Supercapacitor technology could result in the battery of your dreams
posted by Alan F. / Nov 22, 2016, 5:21 PM
In theory, these batteries could be a power user's dream. Charge one up for a few seconds, and a handset will last a whole week without needing another charge. Because supercapacitors store power on the surface of a material and don't require a chemical reaction to create the power, these batteries can be charged quickly. The prototype can be charged more than 30,000 times and still act like new. Currently employed cells start losing power capacity after a period of time.
The team at UCF played around with concepts, one being the attachment of two-dimensional material only a few atoms thick to the supercapacitors .By allowing electrons to pass quickly from core to shell, it resulted in a material with high energy and power density that charges fast. UCF's Yeonwoong "Eric" Jung said, "We developed a simple chemical synthesis approach so we can very nicely integrate the existing materials with the two-dimensional materials."
These batteries are also flexible, allowing them to be used in wearables. One major caveat according to Jung, is that the project is not yet ready to be commercialized. "But this is a proof-of-concept demonstration," he said. "Our studies show there are very high impacts for many technologies."
source: UCF via Engadget
Posts: 522; Member since: Apr 28, 2014
This fills the weekly quota for "new battery tech that will never happen is found".
posted on Nov 22, 2016, 5:31 PM 29
Posts: 818; Member since: Apr 20, 2012
Especially since it has been mentioned YEARS ago... the URL below is from 5 years ago: http://www.instructables.com/i
Also in 2012 (see source below) advances were already made (and not yet commercialized) to charge e.g. car batteries significantly faster.
http://www.theregister.co.uk/2 012/08/15/lithium_ion_batterie s_quick_charge/
posted on Nov 23, 2016, 6:53 AM 0
Posts: 230; Member since: May 24, 2016
Hopefully is 2-3 years it's made more accessible. That way the phone I buy will utilize such tech.
posted on Nov 22, 2016, 5:52 PM 1
Posts: 2314; Member since: Apr 12, 2012
Yeah. I guess we will carrying hand grenades for a while.
posted on Nov 22, 2016, 7:13 PM 1
Posts: 1; Member since: Nov 22, 2016
Capacitors are equally capable of explosive and rapid discharge. Anything capable of storing and releasing this energy with known materials will have issues. If you've never sat next to a capacitor that blows it sounds like a shotgun going off.
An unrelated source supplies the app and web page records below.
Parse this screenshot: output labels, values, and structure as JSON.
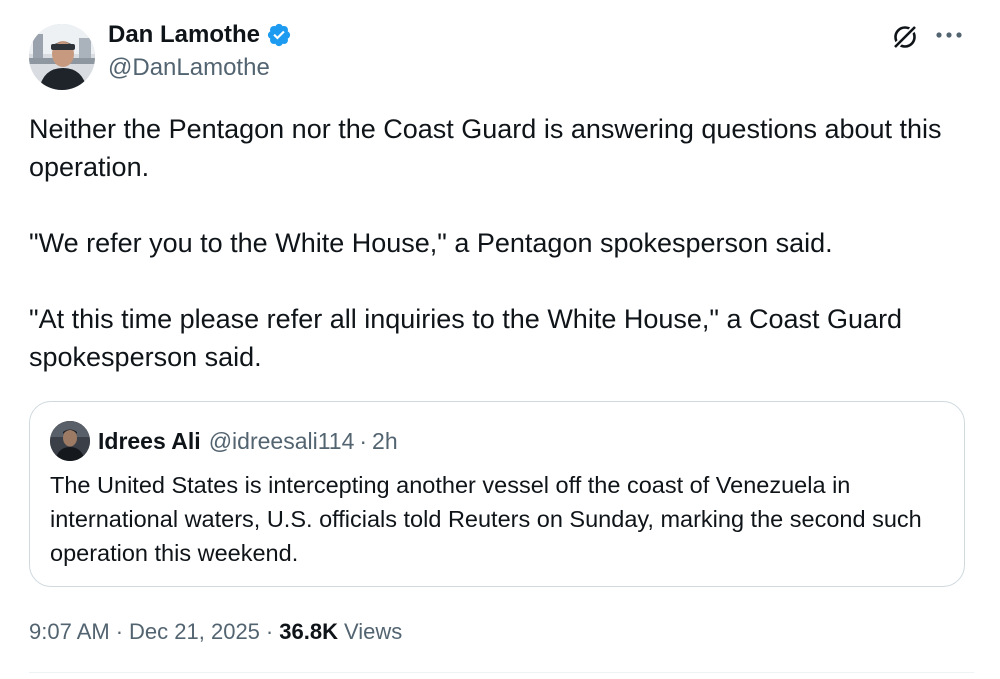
{
  "author": {
    "name": "Dan Lamothe",
    "handle": "@DanLamothe",
    "verified_color": "#1d9bf0"
  },
  "header_icons": {
    "grok": "grok-icon",
    "more": "more-options-icon"
  },
  "tweet": {
    "paragraphs": [
      "Neither the Pentagon nor the Coast Guard is answering questions about this operation.",
      "\"We refer you to the White House,\" a Pentagon spokesperson said.",
      "\"At this time please refer all inquiries to the White House,\" a Coast Guard spokesperson said."
    ]
  },
  "quote": {
    "name": "Idrees Ali",
    "handle": "@idreesali114",
    "separator": "·",
    "time": "2h",
    "text": "The United States is  intercepting another vessel off the coast of Venezuela in international waters, U.S. officials told Reuters on Sunday, marking the second such operation this weekend."
  },
  "meta": {
    "time": "9:07 AM",
    "separator": "·",
    "date": "Dec 21, 2025",
    "views_count": "36.8K",
    "views_label": "Views"
  },
  "colors": {
    "text_primary": "#0f1419",
    "text_secondary": "#536471",
    "border": "#cfd9de",
    "accent": "#1d9bf0"
  }
}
The electronics will most always out-pace energy storage. The electronics will consume less and become increasingly smaller. The largest issues are energy storage, display tech. (currently back lights), and rf transmitters/wireless in terms of energy usage. The operational time can be increased by more then mere batteries. Bottom line: Put that much energy into that small a space and it will escape in an uncontrolled manner no matter the materials or engineering. So as long as dense storage is required, you are correct jeroome86.
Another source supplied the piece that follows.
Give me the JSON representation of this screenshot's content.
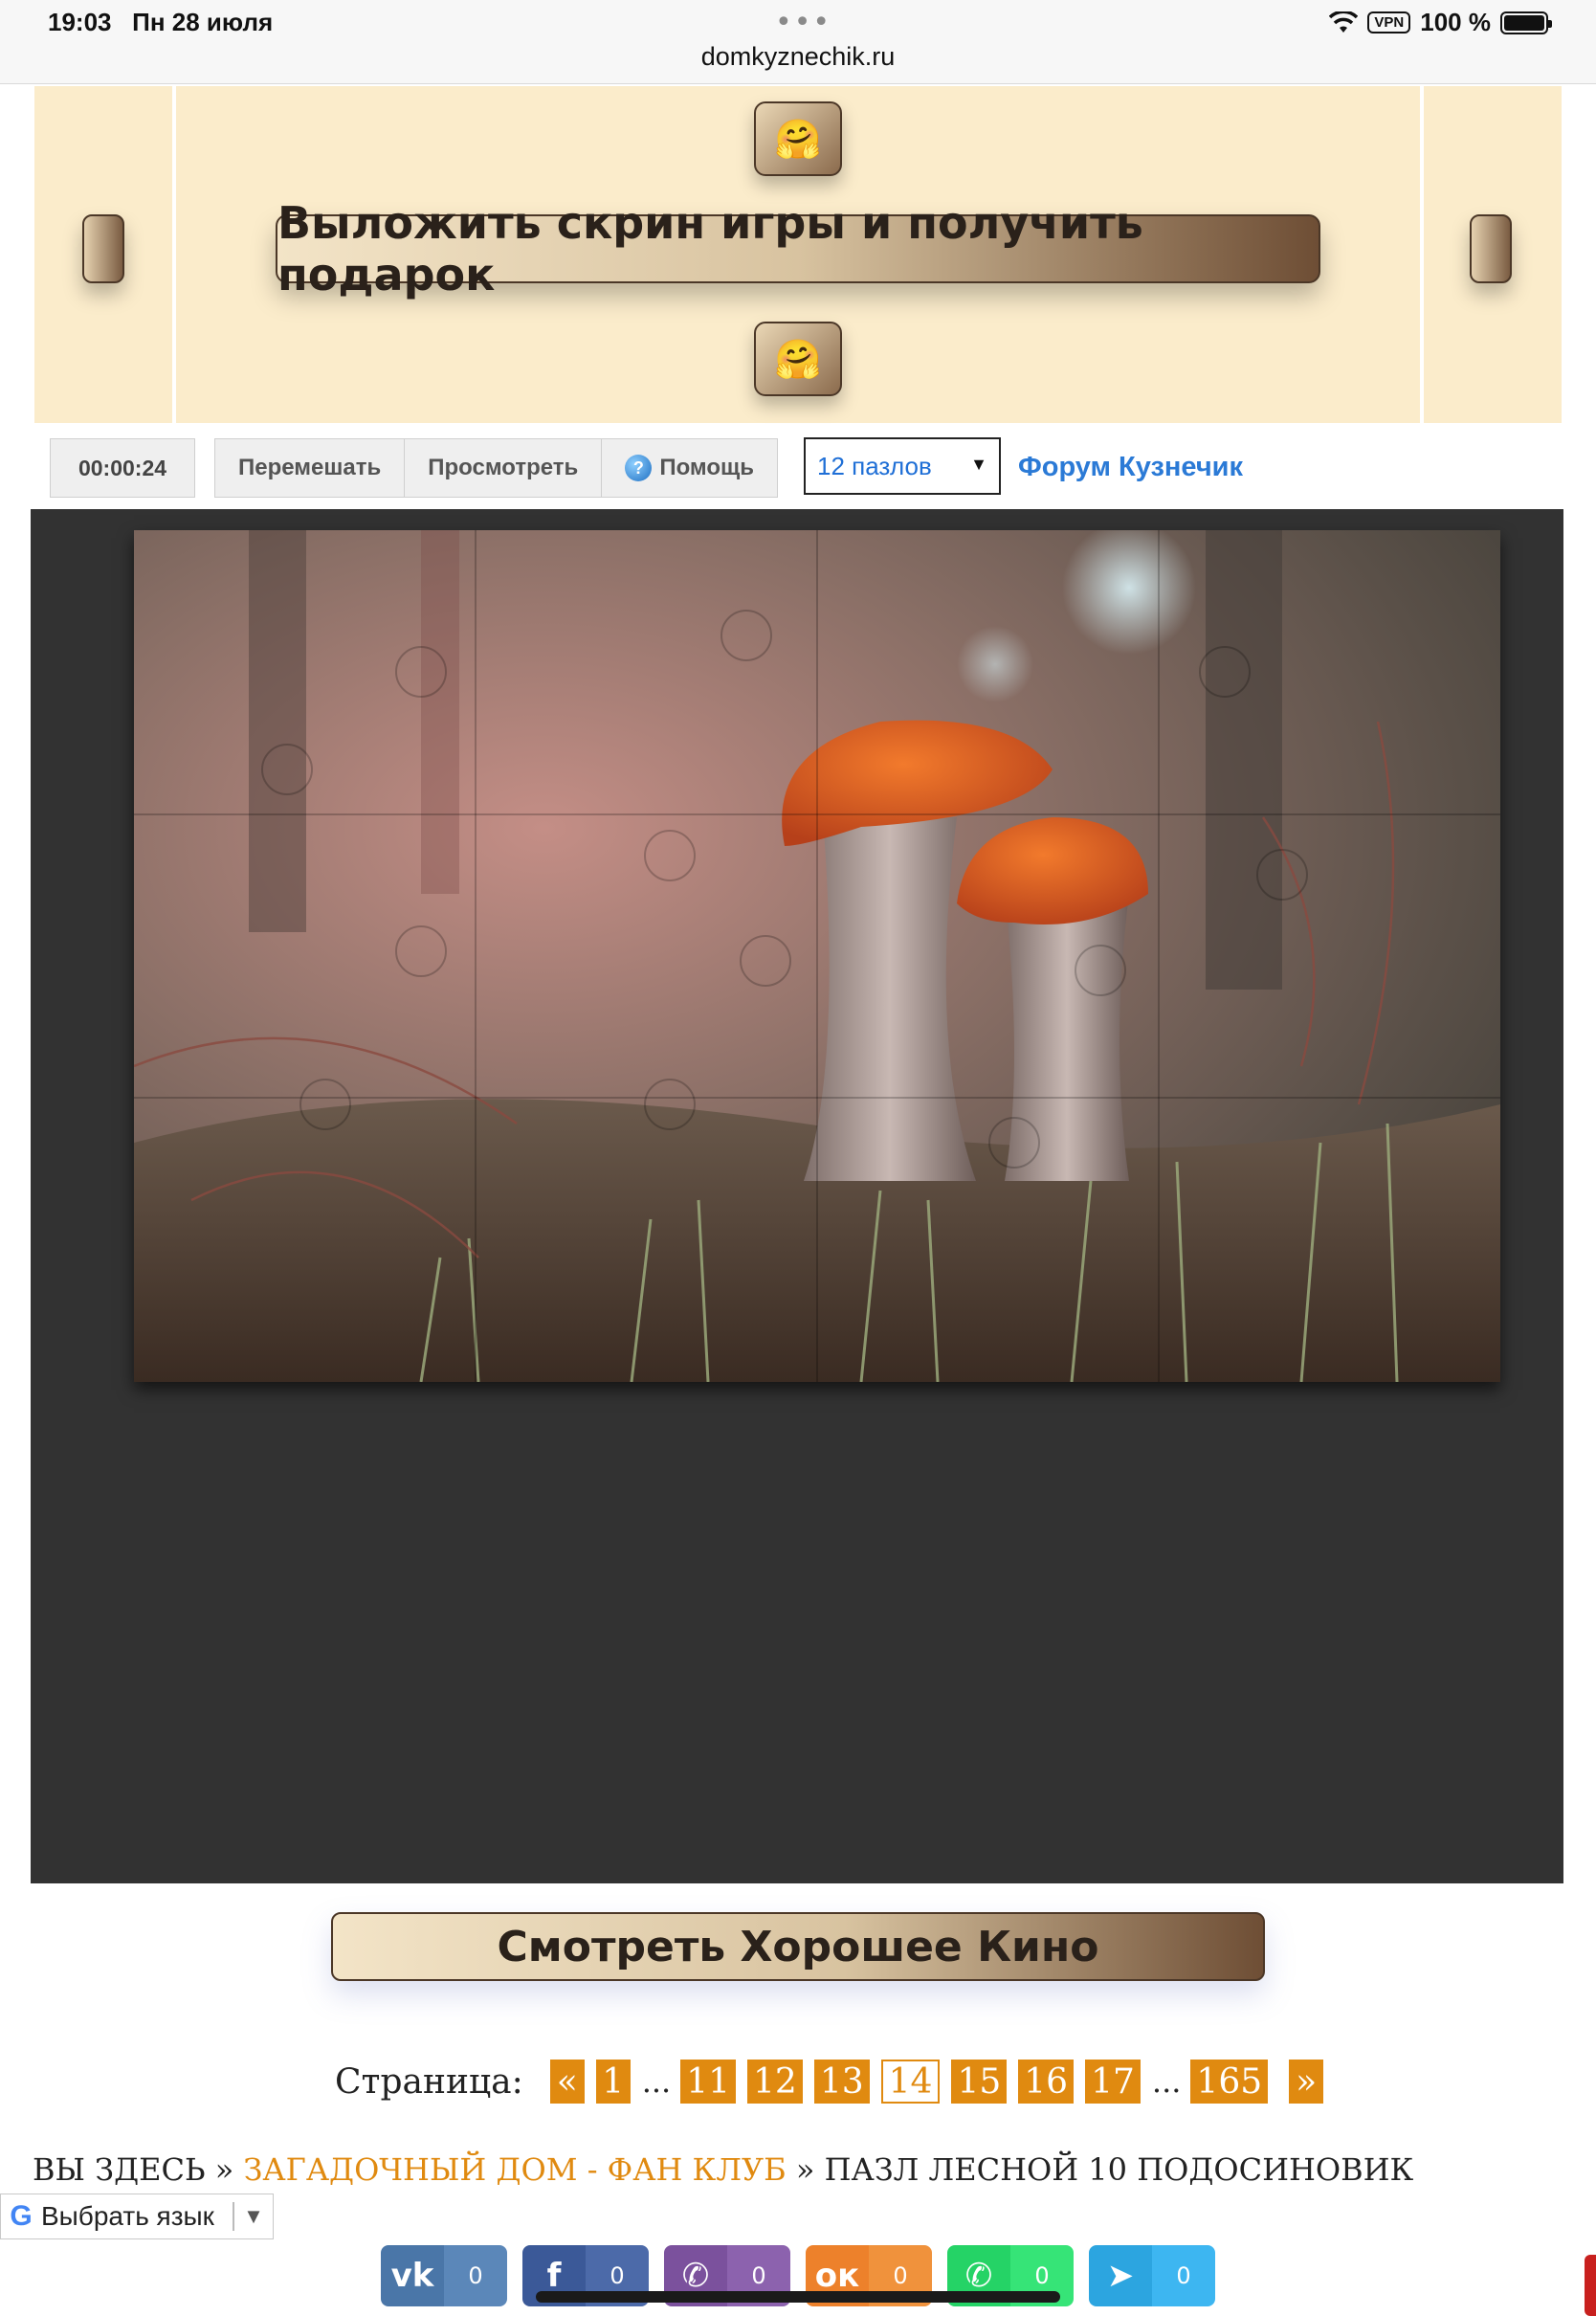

posted on Nov 22, 2016, 9:05 PM 0
Posts: 95; Member since: Nov 25, 2015
Don't worry all the phone manufacturers will installs these but with just enough capacity to last one day but our phones will be thinner because that's what matters most... evidently.
posted on Nov 22, 2016, 11:15 PM 0
Posts: 6747; Member since: Sep 30, 2014
I know capacitors can be charged really fast.. but AFAIK capacitors also discharged really fast;; did they found a way to discharge it slowly, safely, and within stable voltage? (I dont read it anywhere in this article)
posted on Nov 23, 2016, 1:38 AM 0
Posts: 603; Member since: Jul 11, 2012
We always get promised with new batteries but we never seem to get them made available, with All this modern times no one ever seems to solve the battery problems its Amazing
posted on Nov 23, 2016, 1:53 AM 0
Posts: 818; Member since: Apr 20, 2012
Why would they? With current tech (coupled with non-replaceable batteries) batteries are depleted so significantly after 500 charge-cycles that consumers are literally forced to buy new devices. If you re-charge your phone once every day then that is a life-expectancy of about 2 years. This fits PERFECTLY in the plans of consumer product manufacturers. So there is absolutely no reason to change that. However, you will see this tech sooner in military though...
posted on Nov 23, 2016, 7:03 AM 0
Posts: 5868; Member since: May 06, 2016
Another battery tech which is likey to not make it in the hands of consumers anytime soon. Though it's promising and while nice in concept, nothing to get excited about at this point in time.
posted on Nov 23, 2016, 3:14 AM 0
Send a warning to post author
Send a warning to Selected user.
The user has 0 warnings currently.
Next warning will result in ban!
Ban user and delete all posts
Message to PhoneArena moderator (optional):